What the task requires | Could every line of the data be copied out once more, exactly?

Given data |
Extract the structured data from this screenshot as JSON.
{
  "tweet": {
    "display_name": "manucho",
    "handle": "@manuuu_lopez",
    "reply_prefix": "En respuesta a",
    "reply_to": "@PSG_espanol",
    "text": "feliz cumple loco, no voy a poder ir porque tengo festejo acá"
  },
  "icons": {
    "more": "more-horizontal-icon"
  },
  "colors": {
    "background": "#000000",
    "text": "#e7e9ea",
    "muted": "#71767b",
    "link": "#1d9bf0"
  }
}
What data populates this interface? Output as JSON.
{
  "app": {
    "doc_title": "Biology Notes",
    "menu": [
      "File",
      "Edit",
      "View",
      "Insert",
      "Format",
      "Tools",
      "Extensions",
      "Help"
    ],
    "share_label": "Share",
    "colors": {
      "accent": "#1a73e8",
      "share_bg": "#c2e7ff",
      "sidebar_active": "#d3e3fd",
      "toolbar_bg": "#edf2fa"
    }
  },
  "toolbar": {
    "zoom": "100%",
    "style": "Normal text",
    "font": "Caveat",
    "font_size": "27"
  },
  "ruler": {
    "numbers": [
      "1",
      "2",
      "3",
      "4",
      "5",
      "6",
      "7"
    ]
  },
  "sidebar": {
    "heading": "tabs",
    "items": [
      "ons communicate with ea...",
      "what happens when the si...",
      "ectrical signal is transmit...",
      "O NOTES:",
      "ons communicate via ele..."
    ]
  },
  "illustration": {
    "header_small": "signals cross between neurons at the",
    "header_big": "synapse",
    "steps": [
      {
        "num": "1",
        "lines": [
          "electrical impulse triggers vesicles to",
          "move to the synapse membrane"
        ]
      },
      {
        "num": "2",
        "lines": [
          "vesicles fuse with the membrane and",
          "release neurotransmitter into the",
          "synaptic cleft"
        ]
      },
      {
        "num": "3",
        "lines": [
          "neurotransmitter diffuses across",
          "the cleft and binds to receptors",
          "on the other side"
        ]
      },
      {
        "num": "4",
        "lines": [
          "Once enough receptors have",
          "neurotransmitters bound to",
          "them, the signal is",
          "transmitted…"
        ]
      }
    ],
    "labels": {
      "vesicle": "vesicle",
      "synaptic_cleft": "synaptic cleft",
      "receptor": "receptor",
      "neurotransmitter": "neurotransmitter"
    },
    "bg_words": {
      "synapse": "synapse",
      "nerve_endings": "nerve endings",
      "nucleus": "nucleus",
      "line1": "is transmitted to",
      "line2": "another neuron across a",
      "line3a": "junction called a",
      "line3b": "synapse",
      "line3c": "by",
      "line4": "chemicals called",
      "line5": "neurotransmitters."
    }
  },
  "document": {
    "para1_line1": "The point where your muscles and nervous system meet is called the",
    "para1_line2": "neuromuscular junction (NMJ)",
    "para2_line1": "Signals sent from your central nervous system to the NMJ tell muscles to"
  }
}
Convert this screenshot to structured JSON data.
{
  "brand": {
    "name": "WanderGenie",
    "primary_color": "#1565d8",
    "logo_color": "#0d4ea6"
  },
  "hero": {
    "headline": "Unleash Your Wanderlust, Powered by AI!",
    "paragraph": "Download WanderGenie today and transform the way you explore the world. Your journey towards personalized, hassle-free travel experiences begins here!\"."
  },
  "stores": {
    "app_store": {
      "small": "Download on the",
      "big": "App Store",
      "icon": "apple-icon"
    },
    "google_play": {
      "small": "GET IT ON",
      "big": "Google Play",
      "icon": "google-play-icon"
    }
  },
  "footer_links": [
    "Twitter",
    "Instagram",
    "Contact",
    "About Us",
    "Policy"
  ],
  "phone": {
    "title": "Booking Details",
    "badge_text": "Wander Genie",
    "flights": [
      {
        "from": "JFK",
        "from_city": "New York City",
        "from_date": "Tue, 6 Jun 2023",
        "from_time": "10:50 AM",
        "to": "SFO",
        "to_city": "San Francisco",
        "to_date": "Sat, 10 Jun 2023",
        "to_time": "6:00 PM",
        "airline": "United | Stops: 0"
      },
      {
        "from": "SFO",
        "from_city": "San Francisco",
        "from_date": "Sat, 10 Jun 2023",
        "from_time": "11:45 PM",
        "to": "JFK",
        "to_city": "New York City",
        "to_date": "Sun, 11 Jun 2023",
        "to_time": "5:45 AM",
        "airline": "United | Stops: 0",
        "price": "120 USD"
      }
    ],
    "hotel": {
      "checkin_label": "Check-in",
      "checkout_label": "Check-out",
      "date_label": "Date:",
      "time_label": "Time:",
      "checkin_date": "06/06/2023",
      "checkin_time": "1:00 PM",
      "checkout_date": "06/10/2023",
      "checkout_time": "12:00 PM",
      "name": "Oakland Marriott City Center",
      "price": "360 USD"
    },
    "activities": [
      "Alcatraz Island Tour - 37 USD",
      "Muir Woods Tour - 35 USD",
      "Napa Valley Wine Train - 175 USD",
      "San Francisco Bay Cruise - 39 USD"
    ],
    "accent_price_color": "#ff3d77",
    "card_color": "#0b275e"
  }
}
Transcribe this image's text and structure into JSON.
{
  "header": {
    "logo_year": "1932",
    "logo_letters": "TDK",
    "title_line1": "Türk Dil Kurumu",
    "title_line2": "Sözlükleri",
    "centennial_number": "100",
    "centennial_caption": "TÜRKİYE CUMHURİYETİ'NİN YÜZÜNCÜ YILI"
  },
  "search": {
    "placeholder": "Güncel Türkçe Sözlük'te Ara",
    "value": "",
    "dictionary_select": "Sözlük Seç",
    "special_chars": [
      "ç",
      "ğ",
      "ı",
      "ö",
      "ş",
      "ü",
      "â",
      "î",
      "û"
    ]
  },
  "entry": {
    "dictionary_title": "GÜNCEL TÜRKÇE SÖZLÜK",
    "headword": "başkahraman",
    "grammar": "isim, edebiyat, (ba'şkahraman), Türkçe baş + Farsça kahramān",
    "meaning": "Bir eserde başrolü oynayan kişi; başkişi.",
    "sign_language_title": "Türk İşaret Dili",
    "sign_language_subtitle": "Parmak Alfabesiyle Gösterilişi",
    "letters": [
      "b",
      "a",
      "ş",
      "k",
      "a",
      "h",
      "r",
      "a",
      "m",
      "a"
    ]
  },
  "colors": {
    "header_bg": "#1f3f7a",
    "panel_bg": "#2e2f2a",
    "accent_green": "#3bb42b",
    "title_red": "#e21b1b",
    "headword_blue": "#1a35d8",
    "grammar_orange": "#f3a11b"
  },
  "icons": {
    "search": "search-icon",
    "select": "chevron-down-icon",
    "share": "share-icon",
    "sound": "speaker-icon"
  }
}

Answer below |
Extract the structured data from this screenshot as JSON.
{
  "tweet": {
    "display_name": "manucho",
    "handle": "@manuuu_lopez",
    "reply_prefix": "En respuesta a",
    "reply_to": "@PSG_espanol",
    "text": "feliz cumple loco, no voy a poder ir porque tengo festejo acá"
  },
  "icons": {
    "more": "more-horizontal-icon"
  },
  "colors": {
    "background": "#000000",
    "text": "#e7e9ea",
    "muted": "#71767b",
    "link": "#1d9bf0"
  }
}
What data populates this interface? Output as JSON.
{
  "app": {
    "doc_title": "Biology Notes",
    "menu": [
      "File",
      "Edit",
      "View",
      "Insert",
      "Format",
      "Tools",
      "Extensions",
      "Help"
    ],
    "share_label": "Share",
    "colors": {
      "accent": "#1a73e8",
      "share_bg": "#c2e7ff",
      "sidebar_active": "#d3e3fd",
      "toolbar_bg": "#edf2fa"
    }
  },
  "toolbar": {
    "zoom": "100%",
    "style": "Normal text",
    "font": "Caveat",
    "font_size": "27"
  },
  "ruler": {
    "numbers": [
      "1",
      "2",
      "3",
      "4",
      "5",
      "6",
      "7"
    ]
  },
  "sidebar": {
    "heading": "tabs",
    "items": [
      "ons communicate with ea...",
      "what happens when the si...",
      "ectrical signal is transmit...",
      "O NOTES:",
      "ons communicate via ele..."
    ]
  },
  "illustration": {
    "header_small": "signals cross between neurons at the",
    "header_big": "synapse",
    "steps": [
      {
        "num": "1",
        "lines": [
          "electrical impulse triggers vesicles to",
          "move to the synapse membrane"
        ]
      },
      {
        "num": "2",
        "lines": [
          "vesicles fuse with the membrane and",
          "release neurotransmitter into the",
          "synaptic cleft"
        ]
      },
      {
        "num": "3",
        "lines": [
          "neurotransmitter diffuses across",
          "the cleft and binds to receptors",
          "on the other side"
        ]
      },
      {
        "num": "4",
        "lines": [
          "Once enough receptors have",
          "neurotransmitters bound to",
          "them, the signal is",
          "transmitted…"
        ]
      }
    ],
    "labels": {
      "vesicle": "vesicle",
      "synaptic_cleft": "synaptic cleft",
      "receptor": "receptor",
      "neurotransmitter": "neurotransmitter"
    },
    "bg_words": {
      "synapse": "synapse",
      "nerve_endings": "nerve endings",
      "nucleus": "nucleus",
      "line1": "is transmitted to",
      "line2": "another neuron across a",
      "line3a": "junction called a",
      "line3b": "synapse",
      "line3c": "by",
      "line4": "chemicals called",
      "line5": "neurotransmitters."
    }
  },
  "document": {
    "para1_line1": "The point where your muscles and nervous system meet is called the",
    "para1_line2": "neuromuscular junction (NMJ)",
    "para2_line1": "Signals sent from your central nervous system to the NMJ tell muscles to"
  }
}
Convert this screenshot to structured JSON data.
{
  "brand": {
    "name": "WanderGenie",
    "primary_color": "#1565d8",
    "logo_color": "#0d4ea6"
  },
  "hero": {
    "headline": "Unleash Your Wanderlust, Powered by AI!",
    "paragraph": "Download WanderGenie today and transform the way you explore the world. Your journey towards personalized, hassle-free travel experiences begins here!\"."
  },
  "stores": {
    "app_store": {
      "small": "Download on the",
      "big": "App Store",
      "icon": "apple-icon"
    },
    "google_play": {
      "small": "GET IT ON",
      "big": "Google Play",
      "icon": "google-play-icon"
    }
  },
  "footer_links": [
    "Twitter",
    "Instagram",
    "Contact",
    "About Us",
    "Policy"
  ],
  "phone": {
    "title": "Booking Details",
    "badge_text": "Wander Genie",
    "flights": [
      {
        "from": "JFK",
        "from_city": "New York City",
        "from_date": "Tue, 6 Jun 2023",
        "from_time": "10:50 AM",
        "to": "SFO",
        "to_city": "San Francisco",
        "to_date": "Sat, 10 Jun 2023",
        "to_time": "6:00 PM",
        "airline": "United | Stops: 0"
      },
      {
        "from": "SFO",
        "from_city": "San Francisco",
        "from_date": "Sat, 10 Jun 2023",
        "from_time": "11:45 PM",
        "to": "JFK",
        "to_city": "New York City",
        "to_date": "Sun, 11 Jun 2023",
        "to_time": "5:45 AM",
        "airline": "United | Stops: 0",
        "price": "120 USD"
      }
    ],
    "hotel": {
      "checkin_label": "Check-in",
      "checkout_label": "Check-out",
      "date_label": "Date:",
      "time_label": "Time:",
      "checkin_date": "06/06/2023",
      "checkin_time": "1:00 PM",
      "checkout_date": "06/10/2023",
      "checkout_time": "12:00 PM",
      "name": "Oakland Marriott City Center",
      "price": "360 USD"
    },
    "activities": [
      "Alcatraz Island Tour - 37 USD",
      "Muir Woods Tour - 35 USD",
      "Napa Valley Wine Train - 175 USD",
      "San Francisco Bay Cruise - 39 USD"
    ],
    "accent_price_color": "#ff3d77",
    "card_color": "#0b275e"
  }
}
Transcribe this image's text and structure into JSON.
{
  "header": {
    "logo_year": "1932",
    "logo_letters": "TDK",
    "title_line1": "Türk Dil Kurumu",
    "title_line2": "Sözlükleri",
    "centennial_number": "100",
    "centennial_caption": "TÜRKİYE CUMHURİYETİ'NİN YÜZÜNCÜ YILI"
  },
  "search": {
    "placeholder": "Güncel Türkçe Sözlük'te Ara",
    "value": "",
    "dictionary_select": "Sözlük Seç",
    "special_chars": [
      "ç",
      "ğ",
      "ı",
      "ö",
      "ş",
      "ü",
      "â",
      "î",
      "û"
    ]
  },
  "entry": {
    "dictionary_title": "GÜNCEL TÜRKÇE SÖZLÜK",
    "headword": "başkahraman",
    "grammar": "isim, edebiyat, (ba'şkahraman), Türkçe baş + Farsça kahramān",
    "meaning": "Bir eserde başrolü oynayan kişi; başkişi.",
    "sign_language_title": "Türk İşaret Dili",
    "sign_language_subtitle": "Parmak Alfabesiyle Gösterilişi",
    "letters": [
      "b",
      "a",
      "ş",
      "k",
      "a",
      "h",
      "r",
      "a",
      "m",
      "a"
    ]
  },
  "colors": {
    "header_bg": "#1f3f7a",
    "panel_bg": "#2e2f2a",
    "accent_green": "#3bb42b",
    "title_red": "#e21b1b",
    "headword_blue": "#1a35d8",
    "grammar_orange": "#f3a11b"
  },
  "icons": {
    "search": "search-icon",
    "select": "chevron-down-icon",
    "share": "share-icon",
    "sound": "speaker-icon"
  }
}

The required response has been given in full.